The template of Star Wars is the hero’s journey and it is a ultimately a fellowship going on a grand adventure to defeat an evil force and restore order. Lord of the Rings in space, perhaps. Certainly the Star Wars films aren’t interested in logically exploring how different technologies would impact humanity, if we consider that the essential science fiction orientation. It is the forces of good fighting the forces of evil and winning. The universe of the original trilogy has horrors and death, but its overall orientation is one of adventure, imagination, and epic struggles that you know will turn out a-ok. It is a benign and heroic universe.
If fantasy has this benign and heroic worldview, then what about the popularity of “grimdark”? Well, grimdark exists exactly because it is an inversion of the classic fantasy worldview. That’s kind of the whole point. (That said, most of what gets called “grimdark” still ultimately settles on a kind of benign and heroic universe. E.g., A Song of Ice and Fire is almost certain to end in a way similar to it’s TV adaptation in which the forces of good ultimately defeat the undead horrors looking to wipe out all life and order of a sort is restored, even if in a “bittersweet” way.)
I think we could tease out story worldviews at different levels if we looked at different subgenres. It might not always be about the universe. Sometimes it is about society or the individual character. For example, I often think about my novel The Body Scout as a “cyberpunk” book—and many critics did too—despite the fact that there’s very little “cyber” in it. Most cyberpunk books are about computers, the internet, and virtual reality. My novel is focused entirely on body modification and gene editing. Yet my book has, I think, a cyberpunk worldview: that somewhat cynical and noirish view that technology may be neutral but society is not. That new technologies are inevitably corrupted by corporations and used by systems of power. If you are someone who thinks that, no, cyberpunk is just about content and tropes then you may think my book isn’t cyberpunk but Ernest Cline’s whimsical corporate IP reference fests like Ready Player One are. To each their own.
Although my class, and this newsletter, focuses on speculative fiction we could probably extend the thought to other non-speculative genres. Romance with it’s HEA framework. Noir with it’s cynical take on modern society. Etc. And I hope it goes without saying that genres can always be combined and reconfigured in infinite ways.

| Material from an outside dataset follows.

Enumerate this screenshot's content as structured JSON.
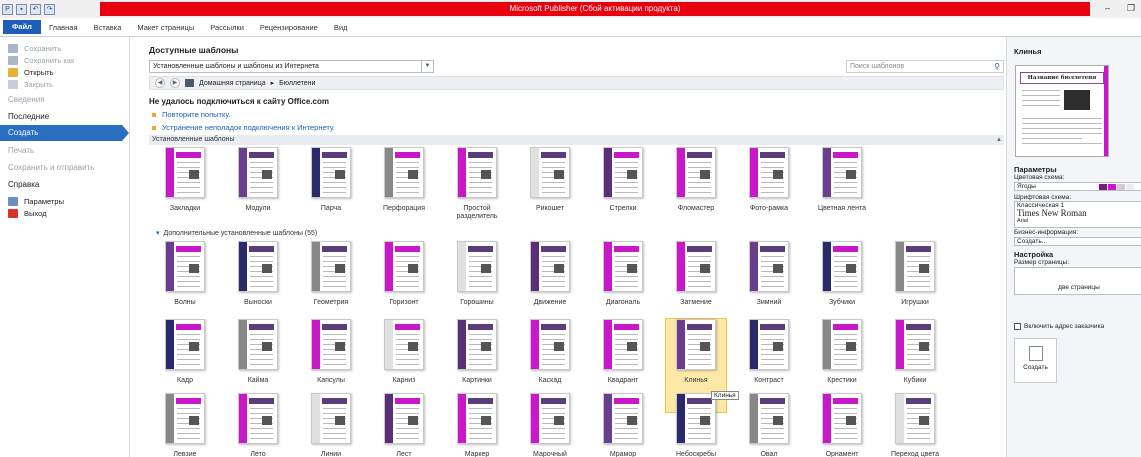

Anyway, these are some idle thoughts about ways we can complicate our understanding of genre. Obviously the settings, characters, tropes, and speculative elements all are a major part of how genre operates. I’m not dismissing them in the least. But the story’s worldview is a useful one too. It adds another shade of complexity to our understanding of genre, and maybe another tool to use when constructing our own stories.
As always, If you like this newsletter, please consider subscribing or checking out my recently released science fiction novel The Body Scout, which The New York Times called “Timeless and original…a wild ride, sad and funny, surreal and intelligent” and Boing Boing declared “a modern cyberpunk masterpiece.”